What you need to do – The reply should contain the full listing exactly as written and no pictures at all.

################

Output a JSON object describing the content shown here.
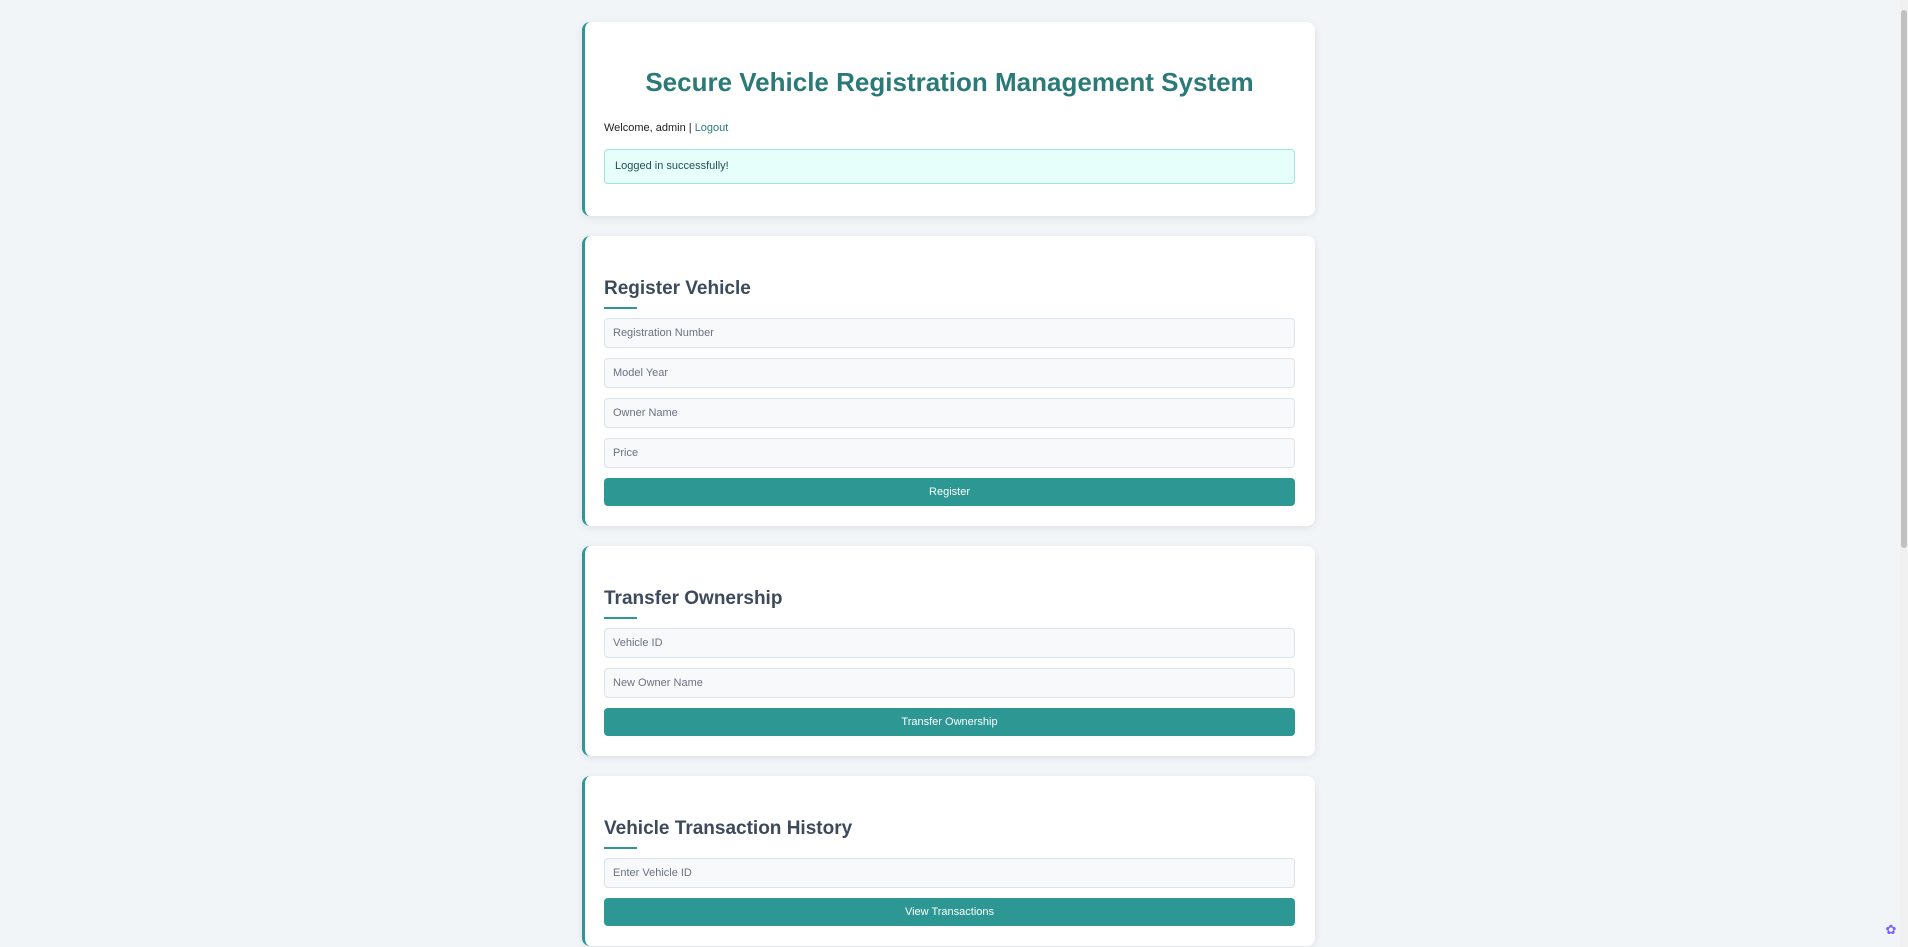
{
  "header": {
    "title": "Secure Vehicle Registration Management System",
    "welcome_text": "Welcome, admin | ",
    "logout_label": "Logout",
    "alert_message": "Logged in successfully!"
  },
  "register": {
    "title": "Register Vehicle",
    "registration_placeholder": "Registration Number",
    "model_year_placeholder": "Model Year",
    "owner_placeholder": "Owner Name",
    "price_placeholder": "Price",
    "button_label": "Register"
  },
  "transfer": {
    "title": "Transfer Ownership",
    "vehicle_id_placeholder": "Vehicle ID",
    "new_owner_placeholder": "New Owner Name",
    "button_label": "Transfer Ownership"
  },
  "history": {
    "title": "Vehicle Transaction History",
    "vehicle_id_placeholder": "Enter Vehicle ID",
    "button_label": "View Transactions"
  },
  "colors": {
    "accent": "#2c9793",
    "title": "#2b7a78",
    "background": "#f1f5f8",
    "alert_bg": "#e6fffb"
  },
  "icons": {
    "corner": "extension-icon"
  }
}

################

Answer to this exercise –
Output a JSON object describing the content shown here.
{
  "header": {
    "title": "Secure Vehicle Registration Management System",
    "welcome_text": "Welcome, admin | ",
    "logout_label": "Logout",
    "alert_message": "Logged in successfully!"
  },
  "register": {
    "title": "Register Vehicle",
    "registration_placeholder": "Registration Number",
    "model_year_placeholder": "Model Year",
    "owner_placeholder": "Owner Name",
    "price_placeholder": "Price",
    "button_label": "Register"
  },
  "transfer": {
    "title": "Transfer Ownership",
    "vehicle_id_placeholder": "Vehicle ID",
    "new_owner_placeholder": "New Owner Name",
    "button_label": "Transfer Ownership"
  },
  "history": {
    "title": "Vehicle Transaction History",
    "vehicle_id_placeholder": "Enter Vehicle ID",
    "button_label": "View Transactions"
  },
  "colors": {
    "accent": "#2c9793",
    "title": "#2b7a78",
    "background": "#f1f5f8",
    "alert_bg": "#e6fffb"
  },
  "icons": {
    "corner": "extension-icon"
  }
}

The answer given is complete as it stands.